◆ **Your goal**
Scan the data below for the string "Arnold". Copy every line where it appears.
======== Materials provided
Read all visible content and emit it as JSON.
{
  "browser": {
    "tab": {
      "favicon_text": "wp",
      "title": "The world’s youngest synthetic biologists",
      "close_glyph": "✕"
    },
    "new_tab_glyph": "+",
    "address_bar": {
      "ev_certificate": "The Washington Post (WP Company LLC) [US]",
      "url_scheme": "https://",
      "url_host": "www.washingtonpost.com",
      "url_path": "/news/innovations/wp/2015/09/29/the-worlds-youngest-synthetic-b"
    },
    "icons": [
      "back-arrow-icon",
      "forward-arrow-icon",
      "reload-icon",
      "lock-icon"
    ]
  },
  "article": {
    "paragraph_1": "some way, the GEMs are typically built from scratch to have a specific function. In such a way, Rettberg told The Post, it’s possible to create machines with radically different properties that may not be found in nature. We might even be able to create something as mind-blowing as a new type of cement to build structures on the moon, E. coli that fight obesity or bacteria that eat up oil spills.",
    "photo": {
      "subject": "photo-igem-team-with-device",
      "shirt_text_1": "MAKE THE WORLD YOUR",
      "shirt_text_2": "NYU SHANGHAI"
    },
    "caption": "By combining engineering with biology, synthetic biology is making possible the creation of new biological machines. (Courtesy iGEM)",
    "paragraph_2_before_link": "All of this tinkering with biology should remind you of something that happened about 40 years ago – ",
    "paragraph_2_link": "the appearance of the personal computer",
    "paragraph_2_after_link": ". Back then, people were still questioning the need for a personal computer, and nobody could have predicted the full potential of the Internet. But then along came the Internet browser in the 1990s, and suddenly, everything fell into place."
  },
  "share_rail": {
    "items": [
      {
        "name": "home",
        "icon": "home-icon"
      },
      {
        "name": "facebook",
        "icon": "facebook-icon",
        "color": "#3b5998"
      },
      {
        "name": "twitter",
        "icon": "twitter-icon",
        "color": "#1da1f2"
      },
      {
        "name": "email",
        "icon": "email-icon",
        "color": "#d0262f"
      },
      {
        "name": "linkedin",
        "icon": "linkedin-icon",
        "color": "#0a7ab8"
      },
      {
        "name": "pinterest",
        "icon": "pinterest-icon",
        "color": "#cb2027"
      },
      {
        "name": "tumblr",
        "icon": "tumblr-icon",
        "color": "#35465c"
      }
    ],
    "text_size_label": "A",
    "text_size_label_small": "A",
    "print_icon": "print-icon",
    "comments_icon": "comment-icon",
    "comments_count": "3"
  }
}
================
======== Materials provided
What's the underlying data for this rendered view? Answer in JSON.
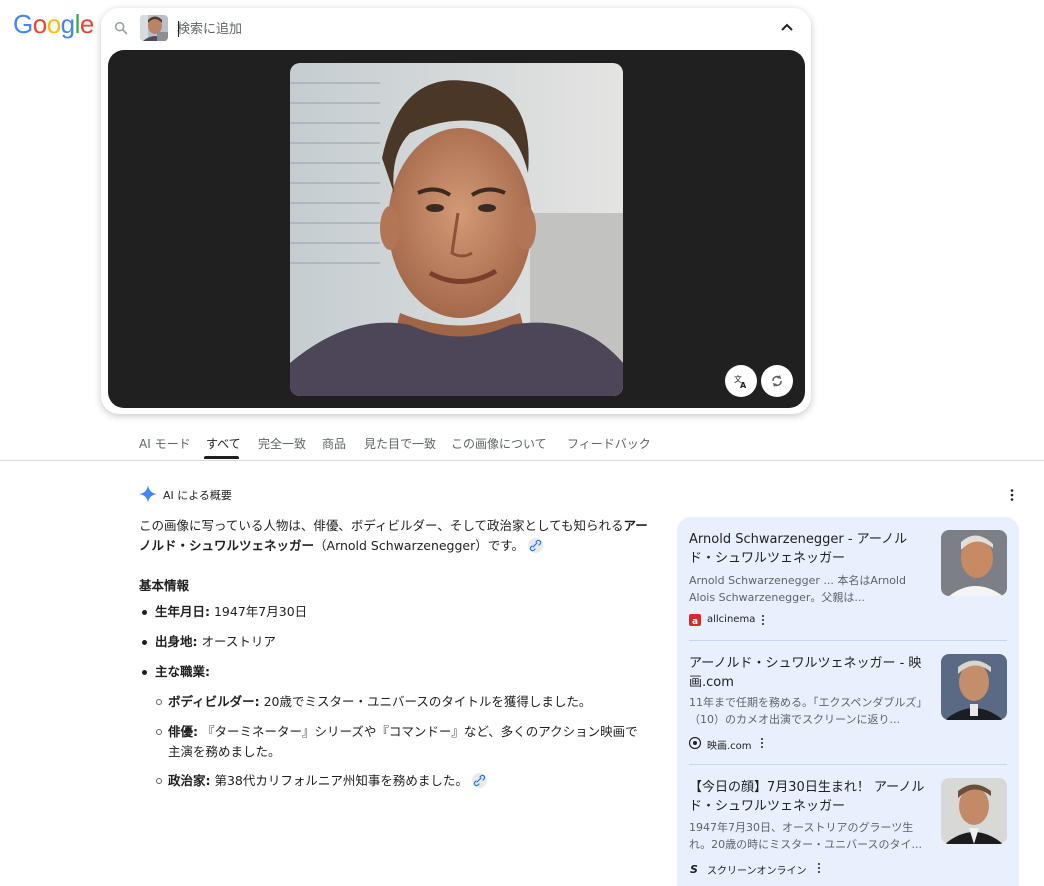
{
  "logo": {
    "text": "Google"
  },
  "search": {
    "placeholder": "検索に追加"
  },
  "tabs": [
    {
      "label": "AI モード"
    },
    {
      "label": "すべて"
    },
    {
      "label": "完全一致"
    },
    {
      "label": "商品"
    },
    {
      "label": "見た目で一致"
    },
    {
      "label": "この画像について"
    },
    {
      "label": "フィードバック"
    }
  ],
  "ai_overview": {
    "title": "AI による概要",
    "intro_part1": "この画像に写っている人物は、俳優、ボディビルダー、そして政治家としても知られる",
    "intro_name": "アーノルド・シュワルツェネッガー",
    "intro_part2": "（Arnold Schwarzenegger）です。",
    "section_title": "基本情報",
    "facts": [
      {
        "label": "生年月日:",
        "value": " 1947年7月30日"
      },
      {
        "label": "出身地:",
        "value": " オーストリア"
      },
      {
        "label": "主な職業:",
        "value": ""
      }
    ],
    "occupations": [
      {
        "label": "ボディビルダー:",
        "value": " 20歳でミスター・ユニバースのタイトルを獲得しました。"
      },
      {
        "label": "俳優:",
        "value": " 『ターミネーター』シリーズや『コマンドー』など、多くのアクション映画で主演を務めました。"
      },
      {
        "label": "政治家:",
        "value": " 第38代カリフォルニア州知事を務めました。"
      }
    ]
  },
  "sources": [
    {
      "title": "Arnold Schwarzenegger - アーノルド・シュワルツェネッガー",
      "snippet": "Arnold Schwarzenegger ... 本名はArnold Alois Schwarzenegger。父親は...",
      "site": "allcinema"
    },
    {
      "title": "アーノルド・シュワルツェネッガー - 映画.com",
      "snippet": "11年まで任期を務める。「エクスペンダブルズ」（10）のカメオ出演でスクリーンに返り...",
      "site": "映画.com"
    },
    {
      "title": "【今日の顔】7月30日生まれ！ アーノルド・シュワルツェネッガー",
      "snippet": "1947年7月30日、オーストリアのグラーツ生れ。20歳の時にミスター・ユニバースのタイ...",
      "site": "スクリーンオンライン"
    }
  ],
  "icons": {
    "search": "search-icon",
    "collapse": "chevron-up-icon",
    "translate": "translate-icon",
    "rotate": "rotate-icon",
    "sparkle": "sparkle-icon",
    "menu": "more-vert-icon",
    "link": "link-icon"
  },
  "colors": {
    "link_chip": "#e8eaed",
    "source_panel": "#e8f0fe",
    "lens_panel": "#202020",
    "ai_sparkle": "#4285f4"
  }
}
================
◆ **Written solution**
    "intro_part2": "（Arnold Schwarzenegger）です。",
      "title": "Arnold Schwarzenegger - アーノルド・シュワルツェネッガー",
      "snippet": "Arnold Schwarzenegger ... 本名はArnold Alois Schwarzenegger。父親は...",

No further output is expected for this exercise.